If Alice sues Bob, users, sellers, etc for anything else, she is in
violation of the GPL.

> If the answer to that question is "yes", then very clearly the
> GPL has failed to protect Stallman's freedom's 0, 2, and 3
> (copying, modification, sharing of modifications).  The GPL had
> double failed by permitting Alice to release Prog1 which carried
> these extra restrictions.

Right.

> A related question would ask:  suppose Bob merely studies
> Alice's program and uses techniques found there?  What then?

Since NewProg3 is not now derived from Alice's program, I do not see
that the GPL offers any protection in this case.
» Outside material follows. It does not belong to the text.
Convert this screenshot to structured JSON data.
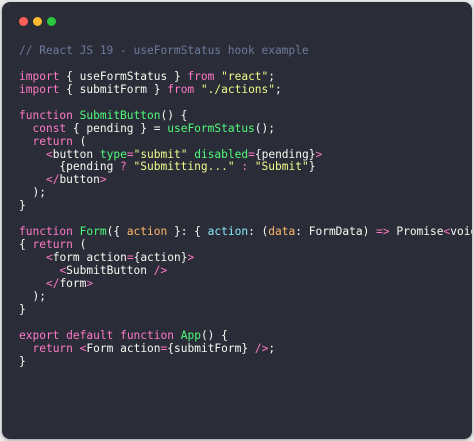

> The examples in the questions obviously stand at the top of a
> slippery slope.  For example, if bar.c contains a string
> comparison routine and, instead of just re-using the file, Bob
> cuts and pastes individual characters to transform it into a
> memory allocator, and the memory allocator happens to infringe a
> patent of Alice's that Prog1 doesn't even come close to
> infringing, then it would be odd to say that Alice's
> infringement suit indicates a failure of the GPL.

I believe that the described procedure does not leave bar.c a
derivative under copyright law.  But suppose that you started with
bar.c and added to it to make a derivative that infringed on a new
patent.  What then?

Consider the following argument.  Section 6 says Alice cannot impose
further restrictions on the recipients' exercise of the rights granted
herein.  One of the rights granted herein is the right to make
modifications as long as section 2 is satisfied.  But if Alice sues
she is saying, "You may make any modifications you wish as long as you
don't wind up violating one of my other patents."  Therefore she is
restricting the freedom guaranteed in section 2.

It would be interesting to see this argument go to court.  I have no
idea whether it would hold up, or what the consequences would be if it
did.  (In particular can Alice say, "So I'm guilty of copyright
infringement, the amount you can collect from me for that is less than
I can get for patent infringement.)  Another question that I'm curious
about is what happens if Alice violates her own copyright license,
what recourse does Bob have?

> I honestly can't tell where on that slope the GPL is.  It sounds
> like some people believe that Bob can be sued.  I've suggested
> the reading of "exercise of your Rights under this license" that
> implies Bob can't be sued.
[...]

I agree with that reading.  Furthermore I note that the Preamble has a
clarifying paragraph on patents that strongly suggests that your
reading is what was intended.

Cheers,
Ben